The view from CarrigmaclearHad the best weekend last weekend when 11 of my friends got together to send off one of our best friends before she gets married in August. Her two bridesmaids organised with a little help from her friends a great weekend of music, fun, food and cocktails. Amazing, tasty, fresh and elegant food from the Bittersweet Food Company: Seafood Bouillabaisse followed by Cress, Pear and Pecan salad and finished off with Karen’s signature chocolate fondant with creme fraiche and mixed berries. I hate to admit it but her chocolate fondant is better than my chocolate fudge cake. And plentiful cocktails from the Cocktail Queens!

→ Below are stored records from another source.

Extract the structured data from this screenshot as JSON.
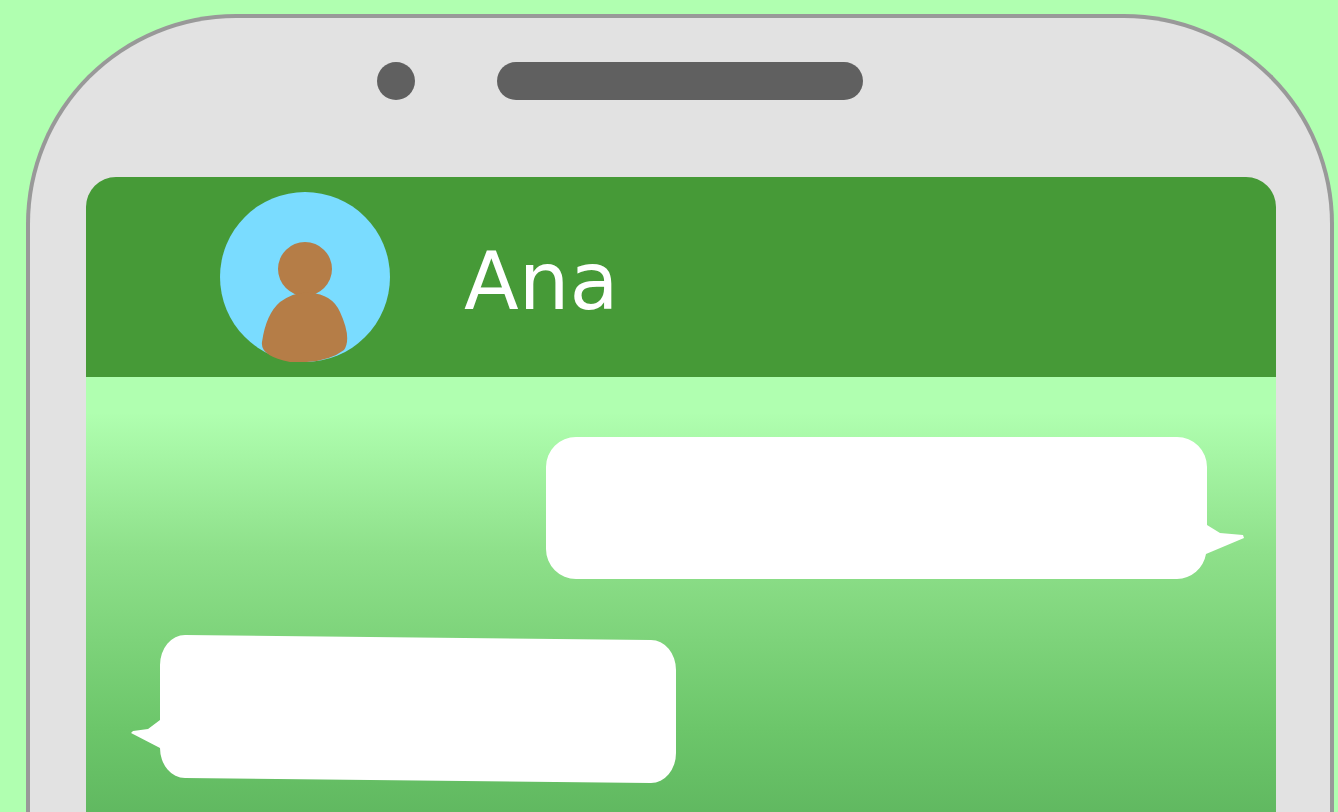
{
  "contact": {
    "name": "Ana"
  },
  "messages": [
    {
      "kind": "outgoing"
    },
    {
      "kind": "incoming"
    }
  ]
}
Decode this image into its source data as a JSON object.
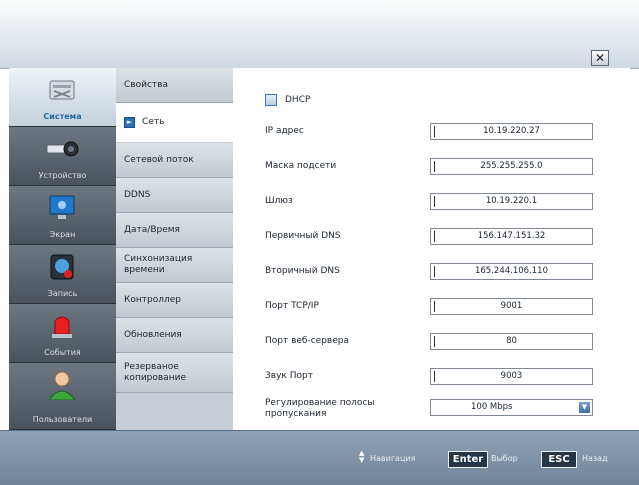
{
  "window": {
    "close_glyph": "✕"
  },
  "sidebar": {
    "items": [
      {
        "label": "Система",
        "icon": "system-icon",
        "active": true
      },
      {
        "label": "Устройство",
        "icon": "device-icon",
        "active": false
      },
      {
        "label": "Экран",
        "icon": "monitor-icon",
        "active": false
      },
      {
        "label": "Запись",
        "icon": "record-icon",
        "active": false
      },
      {
        "label": "События",
        "icon": "alarm-icon",
        "active": false
      },
      {
        "label": "Пользователи",
        "icon": "user-icon",
        "active": false
      }
    ]
  },
  "subnav": {
    "items": [
      {
        "label": "Свойства",
        "active": false
      },
      {
        "label": "Сеть",
        "active": true
      },
      {
        "label": "Сетевой поток",
        "active": false
      },
      {
        "label": "DDNS",
        "active": false
      },
      {
        "label": "Дата/Время",
        "active": false
      },
      {
        "label": "Синхонизация времени",
        "active": false
      },
      {
        "label": "Контроллер",
        "active": false
      },
      {
        "label": "Обновления",
        "active": false
      },
      {
        "label": "Резерваное копирование",
        "active": false
      }
    ]
  },
  "network": {
    "dhcp_label": "DHCP",
    "dhcp_checked": false,
    "rows": [
      {
        "label": "IP адрес",
        "value": "10.19.220.27"
      },
      {
        "label": "Маска подсети",
        "value": "255.255.255.0"
      },
      {
        "label": "Шлюз",
        "value": "10.19.220.1"
      },
      {
        "label": "Первичный DNS",
        "value": "156.147.151.32"
      },
      {
        "label": "Вторичный DNS",
        "value": "165.244.106.110"
      },
      {
        "label": "Порт TCP/IP",
        "value": "9001"
      },
      {
        "label": "Порт веб-сервера",
        "value": "80"
      },
      {
        "label": "Звук Порт",
        "value": "9003"
      }
    ],
    "bandwidth": {
      "label": "Регулирование полосы пропускания",
      "value": "100 Mbps"
    }
  },
  "footer": {
    "nav_text": "Навигация",
    "enter_key": "Enter",
    "select_text": "Выбор",
    "esc_key": "ESC",
    "back_text": "Назад"
  }
}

Chances are we would have enjoyed ourselves no matter where we were but there’s no question that the accommodation that the bridesmaids chose definitely added to the weekend. We stayed in Croc an Óir in Mullinahone, Tipperary and if there was ever a group of women who know their self-catering accommodation we are them. We must have stayed in holiday homes in certainly every province of Ireland and quite probably every coastal county in the West. Maybe not as picturesque as Landmark houses but definitely cheaper and with all the same facilities: a dishwasher, a washing machine AND tumble dryer. One bedroom had an ensuite that was wheelchair accessible. (Actually the only negative thing I’d say is that this room also had an unneccesary skylight with no shade so we were woken at the crack of dawn. Definitely not good after all those cocktails.) There were two other bathrooms and one of the ladies had a little house all to herself. And for the musicians reading this: there’s even a music room. We went for a fun walk on Saturday and some of us carried on right to the very top of Carrigmaclear where we were awarded with stunning views and history.

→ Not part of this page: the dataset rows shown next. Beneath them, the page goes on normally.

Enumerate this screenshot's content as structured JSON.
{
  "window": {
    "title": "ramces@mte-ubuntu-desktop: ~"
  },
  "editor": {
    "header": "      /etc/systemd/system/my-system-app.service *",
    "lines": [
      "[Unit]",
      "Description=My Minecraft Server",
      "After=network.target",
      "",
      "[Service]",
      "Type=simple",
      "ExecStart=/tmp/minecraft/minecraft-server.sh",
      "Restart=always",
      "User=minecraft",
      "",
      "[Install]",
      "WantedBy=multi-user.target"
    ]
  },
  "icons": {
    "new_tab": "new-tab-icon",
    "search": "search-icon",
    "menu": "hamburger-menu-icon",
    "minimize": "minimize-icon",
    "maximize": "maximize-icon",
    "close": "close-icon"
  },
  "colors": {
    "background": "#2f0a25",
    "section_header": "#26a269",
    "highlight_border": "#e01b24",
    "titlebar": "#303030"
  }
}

As the quote above testifies we obviously made an impression on the owner as well!

Citizens do journalists out of jobs?

(Dammit just lost this post when my browser crashed. Trying to piece it together)
Josh Catone writes on ReadWriteWeb in the aftermath of Wednesday’s earthquake in Britain that

“citizen journalism tools being used by people who were on the ground in those areas [are] scooping the mainstream press.”

In his piece about this he refers to BreakingNewsOn a site that uses Twitter to report breaking news. I decided to have a look at BreakingNewsOn. Six of the top ten stories at the time I looked at it referred to traditional news agencies (CNN, ABC, New York Times etc.) as sources with no links. I think both have their place and Twitter and other micro-blogs are increasingly going to be the site of breaking news. However I think the majority of media consumers will for some time continue to visit sites such as RTÉ and BBC as their main news sources. Similarly I think we will see an increased use of Web 2.0 on traditional media sites. Having worked on a corporate-style news site I agree with the commenter who says “For the MSM to print unmediated chatter is expecting too much, surely?” although I imagine traditional news agencies will have to allow their reporters to do this more and more. The question “Who edits the news?” will generate even more interesting answers.

With the arrival of mobile video streaming from the likes of Qik (do those people know that we can see them all too?) we are also going to see more live video of planned and unexpected events. I think all these “citizen journalism tools” are brilliant especially if you can’t attend an event yourself.

Like the way I won’t be attending the BlogAwards tomorrow. The babysitter was sorted, Himself was roped in (if only in a let’s all go the circus frame of mind) but luckily I hadn’t reached the outfit planning stage when I was struck down with a nasty throat infection. Temperature of 40+ last night. Aches and pains all over. So it’s as well I wasn’t nominated. Really.